[[ Material provided, beginning ]]
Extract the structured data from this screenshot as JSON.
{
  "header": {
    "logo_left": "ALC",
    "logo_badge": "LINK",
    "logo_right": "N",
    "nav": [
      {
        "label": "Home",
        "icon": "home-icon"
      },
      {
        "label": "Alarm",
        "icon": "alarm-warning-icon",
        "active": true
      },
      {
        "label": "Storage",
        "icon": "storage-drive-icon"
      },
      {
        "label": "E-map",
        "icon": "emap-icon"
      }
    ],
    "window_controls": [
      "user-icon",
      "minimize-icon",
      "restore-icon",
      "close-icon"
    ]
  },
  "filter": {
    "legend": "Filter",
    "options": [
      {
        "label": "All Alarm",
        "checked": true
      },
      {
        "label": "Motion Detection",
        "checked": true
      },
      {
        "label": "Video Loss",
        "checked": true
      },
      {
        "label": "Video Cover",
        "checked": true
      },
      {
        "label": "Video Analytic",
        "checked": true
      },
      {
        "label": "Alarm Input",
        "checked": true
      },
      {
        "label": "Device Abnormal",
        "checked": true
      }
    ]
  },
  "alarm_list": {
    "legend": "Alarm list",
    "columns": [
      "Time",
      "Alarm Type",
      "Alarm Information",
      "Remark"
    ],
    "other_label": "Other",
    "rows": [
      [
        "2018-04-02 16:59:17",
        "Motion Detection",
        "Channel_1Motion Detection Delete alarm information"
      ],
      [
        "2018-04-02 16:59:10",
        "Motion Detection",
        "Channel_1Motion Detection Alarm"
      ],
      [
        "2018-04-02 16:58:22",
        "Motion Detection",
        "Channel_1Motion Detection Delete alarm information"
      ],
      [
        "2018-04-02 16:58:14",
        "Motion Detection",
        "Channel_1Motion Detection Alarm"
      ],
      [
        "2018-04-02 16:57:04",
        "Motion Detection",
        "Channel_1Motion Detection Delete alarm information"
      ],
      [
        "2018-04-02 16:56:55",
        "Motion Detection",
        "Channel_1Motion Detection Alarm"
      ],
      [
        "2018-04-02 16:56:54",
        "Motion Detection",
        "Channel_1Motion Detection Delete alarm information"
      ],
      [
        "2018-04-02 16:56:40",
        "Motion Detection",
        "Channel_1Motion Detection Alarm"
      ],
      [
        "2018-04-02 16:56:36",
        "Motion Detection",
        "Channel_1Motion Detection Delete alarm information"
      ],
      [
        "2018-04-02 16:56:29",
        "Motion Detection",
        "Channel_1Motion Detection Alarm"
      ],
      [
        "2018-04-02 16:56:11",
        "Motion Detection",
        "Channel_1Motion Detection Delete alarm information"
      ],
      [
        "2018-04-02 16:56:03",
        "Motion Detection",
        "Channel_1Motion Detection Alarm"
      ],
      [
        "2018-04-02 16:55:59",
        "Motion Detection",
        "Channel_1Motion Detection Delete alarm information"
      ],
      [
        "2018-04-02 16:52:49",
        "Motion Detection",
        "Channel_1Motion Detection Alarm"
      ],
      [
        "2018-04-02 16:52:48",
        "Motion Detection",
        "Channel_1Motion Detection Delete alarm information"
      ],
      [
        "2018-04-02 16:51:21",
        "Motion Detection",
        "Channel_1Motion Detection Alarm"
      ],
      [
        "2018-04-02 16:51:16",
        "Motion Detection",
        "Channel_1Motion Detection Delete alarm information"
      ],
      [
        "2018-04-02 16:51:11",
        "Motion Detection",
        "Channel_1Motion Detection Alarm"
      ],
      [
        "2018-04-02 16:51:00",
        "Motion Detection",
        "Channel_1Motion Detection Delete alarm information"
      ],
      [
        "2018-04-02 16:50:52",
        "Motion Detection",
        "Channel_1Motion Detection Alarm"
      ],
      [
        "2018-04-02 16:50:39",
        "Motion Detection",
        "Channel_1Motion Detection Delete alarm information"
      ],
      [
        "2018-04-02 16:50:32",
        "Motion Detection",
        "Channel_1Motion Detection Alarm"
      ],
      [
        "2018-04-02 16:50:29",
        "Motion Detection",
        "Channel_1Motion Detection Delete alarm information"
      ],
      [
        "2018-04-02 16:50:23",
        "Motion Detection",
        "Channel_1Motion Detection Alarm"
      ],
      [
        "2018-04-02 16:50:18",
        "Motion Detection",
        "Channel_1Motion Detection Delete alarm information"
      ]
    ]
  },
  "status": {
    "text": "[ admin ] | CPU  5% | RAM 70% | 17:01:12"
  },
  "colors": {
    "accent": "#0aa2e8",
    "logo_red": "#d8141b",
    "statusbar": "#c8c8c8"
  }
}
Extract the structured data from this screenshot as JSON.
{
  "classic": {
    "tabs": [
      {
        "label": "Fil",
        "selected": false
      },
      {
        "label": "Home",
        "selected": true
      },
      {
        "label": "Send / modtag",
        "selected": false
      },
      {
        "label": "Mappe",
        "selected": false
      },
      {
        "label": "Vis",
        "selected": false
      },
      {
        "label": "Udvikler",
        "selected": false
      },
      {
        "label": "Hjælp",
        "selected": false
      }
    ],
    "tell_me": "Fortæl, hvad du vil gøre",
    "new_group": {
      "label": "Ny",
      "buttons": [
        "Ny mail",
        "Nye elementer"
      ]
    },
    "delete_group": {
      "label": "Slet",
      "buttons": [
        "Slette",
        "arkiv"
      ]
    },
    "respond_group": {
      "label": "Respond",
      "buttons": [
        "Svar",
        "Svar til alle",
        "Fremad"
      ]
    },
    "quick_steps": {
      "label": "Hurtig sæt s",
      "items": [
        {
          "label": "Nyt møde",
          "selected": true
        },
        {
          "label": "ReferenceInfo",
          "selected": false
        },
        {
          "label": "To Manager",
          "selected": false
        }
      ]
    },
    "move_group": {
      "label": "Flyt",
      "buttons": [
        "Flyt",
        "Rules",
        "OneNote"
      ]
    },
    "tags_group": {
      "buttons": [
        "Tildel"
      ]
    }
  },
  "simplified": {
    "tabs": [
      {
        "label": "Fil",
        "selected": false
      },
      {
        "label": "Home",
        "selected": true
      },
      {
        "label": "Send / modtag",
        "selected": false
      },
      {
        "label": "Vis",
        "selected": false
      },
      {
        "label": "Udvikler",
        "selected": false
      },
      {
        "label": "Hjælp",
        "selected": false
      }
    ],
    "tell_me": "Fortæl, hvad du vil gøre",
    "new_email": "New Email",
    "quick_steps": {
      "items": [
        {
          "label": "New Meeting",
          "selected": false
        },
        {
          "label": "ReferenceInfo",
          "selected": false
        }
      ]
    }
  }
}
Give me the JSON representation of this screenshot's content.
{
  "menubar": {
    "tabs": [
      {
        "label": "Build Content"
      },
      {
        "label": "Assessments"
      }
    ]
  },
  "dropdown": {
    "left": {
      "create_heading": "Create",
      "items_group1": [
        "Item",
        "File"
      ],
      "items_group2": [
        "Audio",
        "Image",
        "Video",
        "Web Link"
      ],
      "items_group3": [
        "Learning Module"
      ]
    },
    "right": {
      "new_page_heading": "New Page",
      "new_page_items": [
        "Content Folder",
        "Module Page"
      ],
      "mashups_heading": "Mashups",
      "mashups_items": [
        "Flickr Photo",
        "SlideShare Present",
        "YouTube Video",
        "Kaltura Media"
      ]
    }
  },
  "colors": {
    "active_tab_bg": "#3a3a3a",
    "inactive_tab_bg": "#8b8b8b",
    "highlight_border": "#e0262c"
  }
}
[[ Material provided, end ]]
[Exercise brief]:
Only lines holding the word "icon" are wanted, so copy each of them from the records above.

[Task answer]:
        "icon": "home-icon"
        "icon": "alarm-warning-icon",
        "icon": "storage-drive-icon"
        "icon": "emap-icon"
      "user-icon",
      "minimize-icon",
      "restore-icon",
      "close-icon"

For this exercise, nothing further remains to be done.